  • Forming: 20 to 23
  • Storming: 19 to 23
  • Norming: 27 to 32
  • Performing: 33 to 37

The teams with higher scores on norming and performing zones have worked on more than two projects together as a team with consistent leadership across the same value chain.

A general discussion and an independent chat with score outliers exposed the need to work with the same set of people for being better aware of expectations, general behavior, and improving skill-sets.

By resolving these issues, Axelerant eliminates redoing efforts towards healthy coordination. As you know, coordination and collaboration is critical to the successful execution of projects following agile frameworks. These normalized teams greatly benefit future projects.

The group development stage scores above demonstrate that performing teams are 65% to 85% more efficient than forming and storming. Meanwhile, norming teams are 30% to 60% more efficient. By these metrics, Axelerant confirms the need to let team membership stabilize, provide consistent leadership, and encourage interaction with best results by groups.

Further in-depth squad effectiveness research during projects will provide relevant trends, similar dynamics, and other insights for building high-performance teams quickly and successfully.

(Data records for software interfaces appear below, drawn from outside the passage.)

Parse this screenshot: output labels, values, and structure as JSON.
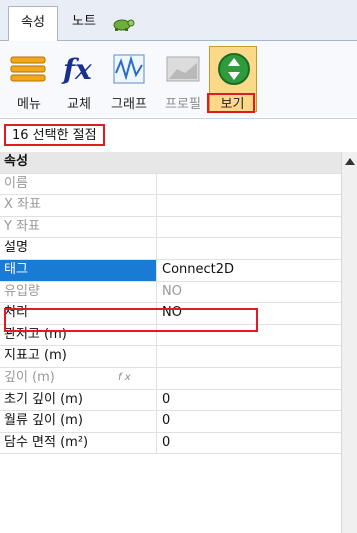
{
  "tabs": [
    {
      "label": "속성"
    },
    {
      "label": "노트"
    },
    {
      "icon": "turtle-icon"
    }
  ],
  "toolbar": {
    "buttons": [
      {
        "label": "메뉴",
        "icon": "menu-icon"
      },
      {
        "label": "교체",
        "icon": "fx-icon"
      },
      {
        "label": "그래프",
        "icon": "graph-icon"
      },
      {
        "label": "프로필",
        "icon": "profile-icon"
      },
      {
        "label": "보기",
        "icon": "view-icon"
      }
    ]
  },
  "selection": {
    "text": "16 선택한 절점"
  },
  "grid": {
    "section": "속성",
    "rows": [
      {
        "name": "이름",
        "value": ""
      },
      {
        "name": "X 좌표",
        "value": ""
      },
      {
        "name": "Y 좌표",
        "value": ""
      },
      {
        "name": "설명",
        "value": ""
      },
      {
        "name": "태그",
        "value": "Connect2D"
      },
      {
        "name": "유입량",
        "value": "NO"
      },
      {
        "name": "처리",
        "value": "NO"
      },
      {
        "name": "관저고 (m)",
        "value": ""
      },
      {
        "name": "지표고 (m)",
        "value": ""
      },
      {
        "name": "깊이 (m)",
        "value": "",
        "note": "f x"
      },
      {
        "name": "초기 깊이 (m)",
        "value": "0"
      },
      {
        "name": "월류 깊이 (m)",
        "value": "0"
      },
      {
        "name": "담수 면적 (m²)",
        "value": "0"
      }
    ]
  },
  "colors": {
    "accent": "#1a7bd4",
    "highlight": "#e01b24",
    "button_active": "#fcd889"
  }
}
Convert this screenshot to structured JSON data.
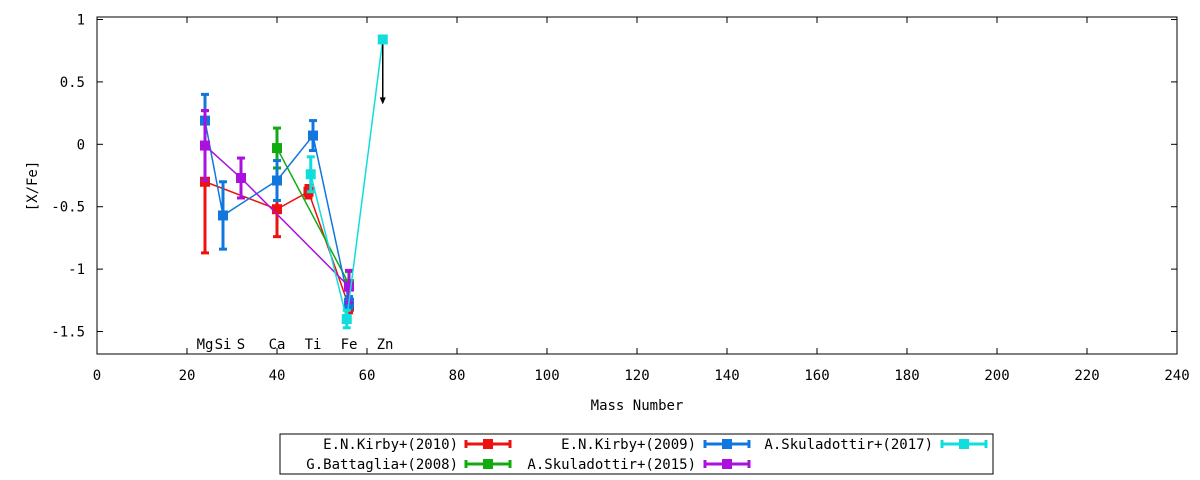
{
  "chart_data": {
    "type": "line",
    "title": "",
    "xlabel": "Mass Number",
    "ylabel": "[X/Fe]",
    "xlim": [
      0,
      240
    ],
    "ylim": [
      -1.68,
      1.02
    ],
    "grid": false,
    "legend_position": "bottom-center",
    "x_ticks": [
      {
        "value": 0,
        "label": "0"
      },
      {
        "value": 20,
        "label": "20"
      },
      {
        "value": 40,
        "label": "40"
      },
      {
        "value": 60,
        "label": "60"
      },
      {
        "value": 80,
        "label": "80"
      },
      {
        "value": 100,
        "label": "100"
      },
      {
        "value": 120,
        "label": "120"
      },
      {
        "value": 140,
        "label": "140"
      },
      {
        "value": 160,
        "label": "160"
      },
      {
        "value": 180,
        "label": "180"
      },
      {
        "value": 200,
        "label": "200"
      },
      {
        "value": 220,
        "label": "220"
      },
      {
        "value": 240,
        "label": "240"
      }
    ],
    "y_ticks": [
      {
        "value": 1,
        "label": "1"
      },
      {
        "value": 0.5,
        "label": "0.5"
      },
      {
        "value": 0,
        "label": "0"
      },
      {
        "value": -0.5,
        "label": "-0.5"
      },
      {
        "value": -1,
        "label": "-1"
      },
      {
        "value": -1.5,
        "label": "-1.5"
      }
    ],
    "element_labels": [
      {
        "text": "Mg",
        "x": 24
      },
      {
        "text": "Si",
        "x": 28
      },
      {
        "text": "S",
        "x": 32
      },
      {
        "text": "Ca",
        "x": 40
      },
      {
        "text": "Ti",
        "x": 48
      },
      {
        "text": "Fe",
        "x": 56
      },
      {
        "text": "Zn",
        "x": 64
      }
    ],
    "series": [
      {
        "name": "E.N.Kirby+(2010)",
        "color": "#ee1111",
        "points": [
          {
            "x": 24,
            "y": -0.3,
            "err": 0.57
          },
          {
            "x": 40,
            "y": -0.52,
            "err": 0.22
          },
          {
            "x": 47,
            "y": -0.38,
            "err": 0.05
          },
          {
            "x": 56,
            "y": -1.3,
            "err": 0.05
          }
        ]
      },
      {
        "name": "G.Battaglia+(2008)",
        "color": "#11aa11",
        "points": [
          {
            "x": 40,
            "y": -0.03,
            "err": 0.16
          },
          {
            "x": 56,
            "y": -1.12,
            "err": 0.1
          }
        ]
      },
      {
        "name": "E.N.Kirby+(2009)",
        "color": "#1177dd",
        "points": [
          {
            "x": 24,
            "y": 0.19,
            "err": 0.21
          },
          {
            "x": 28,
            "y": -0.57,
            "err": 0.27
          },
          {
            "x": 40,
            "y": -0.29,
            "err": 0.16
          },
          {
            "x": 48,
            "y": 0.07,
            "err": 0.12
          },
          {
            "x": 56,
            "y": -1.27,
            "err": 0.05
          }
        ]
      },
      {
        "name": "A.Skuladottir+(2015)",
        "color": "#aa11dd",
        "points": [
          {
            "x": 24,
            "y": -0.01,
            "err": 0.28
          },
          {
            "x": 32,
            "y": -0.27,
            "err": 0.16
          },
          {
            "x": 56,
            "y": -1.14,
            "err": 0.13
          }
        ]
      },
      {
        "name": "A.Skuladottir+(2017)",
        "color": "#11dddd",
        "points": [
          {
            "x": 47.5,
            "y": -0.24,
            "err": 0.14
          },
          {
            "x": 55.5,
            "y": -1.4,
            "err": 0.07
          },
          {
            "x": 63.5,
            "y": 0.84,
            "err": 0
          }
        ],
        "upper_limit_arrow": {
          "x": 63.5,
          "from": 0.84,
          "to": 0.32
        }
      }
    ]
  }
}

Do you know what tools enable high-performance teams? Learn about them.